With the call for the ban of physical restraint in young children this week by National Mental Health Commissioner, Ms Jackie Crowe, after a 9 year-old Victorian boy suffered bruises and welts from being restrained face-down on the floor — the continued inclusion of restraint for children of all ages in the new WA Mental Health Bill is drawing strong criticism.
The Bill, now tabled in Parliament permits restraint with no age limits. Restraint includes the use of manacles, straps, belts, harnesses, chemical restraint (the use of psychiatric drugs to sedate) and bodily restraint by others (holding the person down, often to inject a drug or to force them into seclusion).
Ms Crowe said that children as young as 7 were being restrained in acute mental health units and that restraint caused physical and psychological damage and breached a child’s human rights.
Chemical restraint is not covered in the WA Bill at all, leaving its use without any safeguards. Only an oral order by a nurse, psychologist, occupational therapist, social worker or medical practitioner is required to restrain any child in a psychiatric hospital. Restraint can be for longer than 6 hours.
There have been continual calls for restraint to be banned across Australia including the National Mental Health Commission who covered the need to eliminate restraint in their 2012 annual report.
“Restraint is a deeply traumatic experience for an adult let alone a child.

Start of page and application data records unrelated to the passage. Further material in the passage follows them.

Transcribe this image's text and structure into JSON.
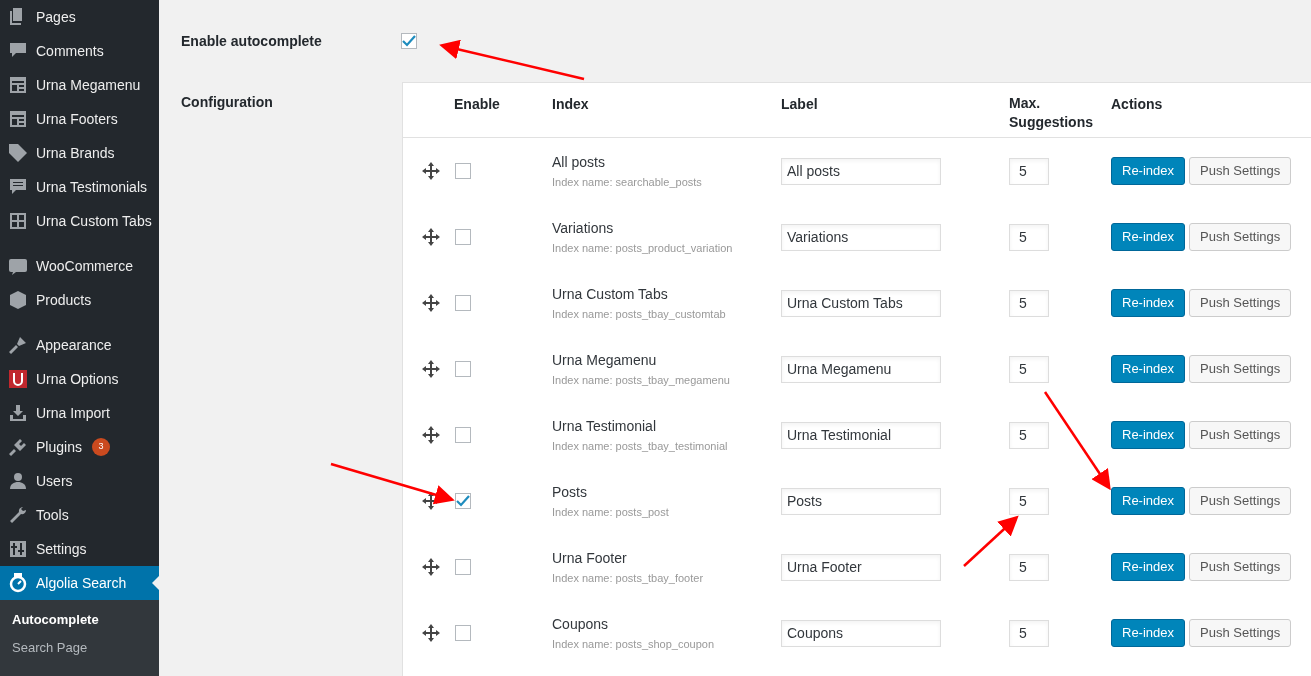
{
  "sidebar": {
    "menu_groups": [
      [
        {
          "label": "Pages",
          "selected": false
        },
        {
          "label": "Comments",
          "selected": false
        },
        {
          "label": "Urna Megamenu",
          "selected": false
        },
        {
          "label": "Urna Footers",
          "selected": false
        },
        {
          "label": "Urna Brands",
          "selected": false
        },
        {
          "label": "Urna Testimonials",
          "selected": false
        },
        {
          "label": "Urna Custom Tabs",
          "selected": false
        }
      ],
      [
        {
          "label": "WooCommerce",
          "selected": false
        },
        {
          "label": "Products",
          "selected": false
        }
      ],
      [
        {
          "label": "Appearance",
          "selected": false
        },
        {
          "label": "Urna Options",
          "selected": false
        },
        {
          "label": "Urna Import",
          "selected": false
        },
        {
          "label": "Plugins",
          "selected": false,
          "badge": "3"
        },
        {
          "label": "Users",
          "selected": false
        },
        {
          "label": "Tools",
          "selected": false
        },
        {
          "label": "Settings",
          "selected": false
        },
        {
          "label": "Algolia Search",
          "selected": true
        }
      ]
    ],
    "submenu": [
      {
        "label": "Autocomplete",
        "selected": true
      },
      {
        "label": "Search Page",
        "selected": false
      }
    ]
  },
  "settings": {
    "enable_autocomplete": {
      "label": "Enable autocomplete",
      "checked": true
    },
    "configuration_label": "Configuration"
  },
  "table": {
    "columns": [
      "Enable",
      "Index",
      "Label",
      "Max. Suggestions",
      "Actions"
    ],
    "rows": [
      {
        "enabled": false,
        "index": "All posts",
        "index_name": "Index name: searchable_posts",
        "label": "All posts",
        "max": "5",
        "reindex": "Re-index",
        "push": "Push Settings"
      },
      {
        "enabled": false,
        "index": "Variations",
        "index_name": "Index name: posts_product_variation",
        "label": "Variations",
        "max": "5",
        "reindex": "Re-index",
        "push": "Push Settings"
      },
      {
        "enabled": false,
        "index": "Urna Custom Tabs",
        "index_name": "Index name: posts_tbay_customtab",
        "label": "Urna Custom Tabs",
        "max": "5",
        "reindex": "Re-index",
        "push": "Push Settings"
      },
      {
        "enabled": false,
        "index": "Urna Megamenu",
        "index_name": "Index name: posts_tbay_megamenu",
        "label": "Urna Megamenu",
        "max": "5",
        "reindex": "Re-index",
        "push": "Push Settings"
      },
      {
        "enabled": false,
        "index": "Urna Testimonial",
        "index_name": "Index name: posts_tbay_testimonial",
        "label": "Urna Testimonial",
        "max": "5",
        "reindex": "Re-index",
        "push": "Push Settings"
      },
      {
        "enabled": true,
        "index": "Posts",
        "index_name": "Index name: posts_post",
        "label": "Posts",
        "max": "5",
        "reindex": "Re-index",
        "push": "Push Settings"
      },
      {
        "enabled": false,
        "index": "Urna Footer",
        "index_name": "Index name: posts_tbay_footer",
        "label": "Urna Footer",
        "max": "5",
        "reindex": "Re-index",
        "push": "Push Settings"
      },
      {
        "enabled": false,
        "index": "Coupons",
        "index_name": "Index name: posts_shop_coupon",
        "label": "Coupons",
        "max": "5",
        "reindex": "Re-index",
        "push": "Push Settings"
      }
    ]
  }
}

It has no therapeutic value and should be banned,” said Ms Shelley Wilkins Executive Director of the Australian National Office of the Citizens Commission on Human Rights (CCHR).
Restraint has led to injuries and even death. Australian seclusion and restraint reduction expert Richard Newton said that restraint had a “devastating” mental effect and physical injuries were sustained by patients and staff in about 20% of restraint procedures.
Under the new WA Bill, if a child is harmed during a restraint, parents will have no rights to civilly sue the persons responsible for the harm unless the restraint was used in a person “suspected” of being mentally ill to prevent them leaving. Only the State can be sued.
CCHR was co-founded in 1969 by the Church of Scientology and Professor of Psychiatry Dr Thomas Szasz to investigate and expose psychiatric violations of human rights.
Contact: Shelley Wilkins 02 99649844